According to their website: 
 “The Historic Los Angeles Theater, the last and most extravagant of the ornate movie palaces built on Broadway in downtown Los Angeles between 1911 and 1931. Designed by S. Charles Lee with a French Baroque-inspired décor and a majestic six-story main lobby. It also has a 2,000 seat auditorium made of carved plaster ornamentation, mirrors, and cove-lit murals recall the glamorous days of 1930s Hollywood.”

The Exterior and Marquee
The Interior of its Main Lobby

One of the most amazing aspects of the theater from a girl's perspective is the extravagant power room and lounge.  Apparently the designer referenced the hall of mirrors in the Palace of Versailles.  

Take a look for your self:

There's something so magical about the grand elegance that was the golden era.
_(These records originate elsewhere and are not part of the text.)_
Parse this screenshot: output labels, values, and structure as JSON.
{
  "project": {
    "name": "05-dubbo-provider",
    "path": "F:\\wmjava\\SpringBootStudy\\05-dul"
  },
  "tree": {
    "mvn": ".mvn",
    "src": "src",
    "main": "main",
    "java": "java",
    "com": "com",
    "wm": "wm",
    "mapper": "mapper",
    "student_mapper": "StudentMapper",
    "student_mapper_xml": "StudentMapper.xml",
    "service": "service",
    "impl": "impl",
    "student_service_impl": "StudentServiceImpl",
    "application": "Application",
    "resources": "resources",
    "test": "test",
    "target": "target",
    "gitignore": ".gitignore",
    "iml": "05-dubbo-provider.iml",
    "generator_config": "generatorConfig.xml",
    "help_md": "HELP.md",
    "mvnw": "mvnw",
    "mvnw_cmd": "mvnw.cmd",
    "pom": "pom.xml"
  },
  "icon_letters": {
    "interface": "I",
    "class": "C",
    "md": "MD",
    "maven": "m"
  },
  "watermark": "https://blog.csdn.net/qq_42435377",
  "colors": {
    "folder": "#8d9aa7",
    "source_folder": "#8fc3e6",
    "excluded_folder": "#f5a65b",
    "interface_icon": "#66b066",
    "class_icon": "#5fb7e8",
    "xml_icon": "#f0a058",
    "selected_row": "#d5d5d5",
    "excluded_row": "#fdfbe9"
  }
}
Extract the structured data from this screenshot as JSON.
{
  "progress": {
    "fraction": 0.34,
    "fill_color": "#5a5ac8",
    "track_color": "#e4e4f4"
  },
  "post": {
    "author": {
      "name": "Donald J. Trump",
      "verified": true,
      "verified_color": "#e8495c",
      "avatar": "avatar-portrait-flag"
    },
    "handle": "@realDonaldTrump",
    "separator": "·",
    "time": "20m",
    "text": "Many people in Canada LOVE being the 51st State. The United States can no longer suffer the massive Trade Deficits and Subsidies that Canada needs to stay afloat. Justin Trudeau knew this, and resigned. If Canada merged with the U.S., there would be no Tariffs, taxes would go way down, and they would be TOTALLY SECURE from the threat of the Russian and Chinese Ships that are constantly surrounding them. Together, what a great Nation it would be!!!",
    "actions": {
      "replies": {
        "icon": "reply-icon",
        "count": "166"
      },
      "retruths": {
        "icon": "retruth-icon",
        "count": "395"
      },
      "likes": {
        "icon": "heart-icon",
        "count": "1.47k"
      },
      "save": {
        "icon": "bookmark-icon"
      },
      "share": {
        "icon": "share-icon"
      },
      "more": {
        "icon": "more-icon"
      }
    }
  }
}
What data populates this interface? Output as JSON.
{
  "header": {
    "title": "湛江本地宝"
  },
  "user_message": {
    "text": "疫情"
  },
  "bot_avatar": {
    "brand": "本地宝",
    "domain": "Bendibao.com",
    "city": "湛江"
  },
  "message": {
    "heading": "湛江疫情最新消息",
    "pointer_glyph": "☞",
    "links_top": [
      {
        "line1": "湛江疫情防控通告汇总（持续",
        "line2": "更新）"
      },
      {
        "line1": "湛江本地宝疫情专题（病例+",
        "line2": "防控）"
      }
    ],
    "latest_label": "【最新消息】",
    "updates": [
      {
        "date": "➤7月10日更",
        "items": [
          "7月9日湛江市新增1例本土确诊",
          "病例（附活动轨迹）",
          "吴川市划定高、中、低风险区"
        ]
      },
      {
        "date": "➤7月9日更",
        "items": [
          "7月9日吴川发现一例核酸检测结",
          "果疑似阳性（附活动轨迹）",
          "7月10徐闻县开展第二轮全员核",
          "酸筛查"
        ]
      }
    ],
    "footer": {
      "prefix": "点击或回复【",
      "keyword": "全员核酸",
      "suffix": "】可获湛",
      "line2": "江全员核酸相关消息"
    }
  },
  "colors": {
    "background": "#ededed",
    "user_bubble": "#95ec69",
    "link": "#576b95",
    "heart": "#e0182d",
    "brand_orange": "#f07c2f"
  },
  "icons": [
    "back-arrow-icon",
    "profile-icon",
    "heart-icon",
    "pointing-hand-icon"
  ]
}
Nearly every building, park, store, theater, and home was built with such eye for the detail.  A good example of this is the details within the ceiling of the Palace Theater:

L.A.'s Third Orpheum Theatre by Floyd B. Bariscale

Historic places have such a rich history, many have stood the passage of time, standing in their shells as time has moved on. Buildings, homes, parks and even theaters are no long built as symbols of elegance but as places of commonality. Nothing in the world today is commissioned to be built in same elegance of the golden era. 

This is such a sad realty, even most of clothes, shoes, cosmetics, and furniture come from half way around the world. Are stores are full of easy-made-disposable everything yet what we as consumers fail to understand is that during the 1900-1960s everything was made to last, it had integrity, and most importantly it was beautiful. 

If you have visited any of these places or have a recommendation on something/place I should review please leave me a comment! 
I love comments!!!!

- A

No comments:

Post a Comment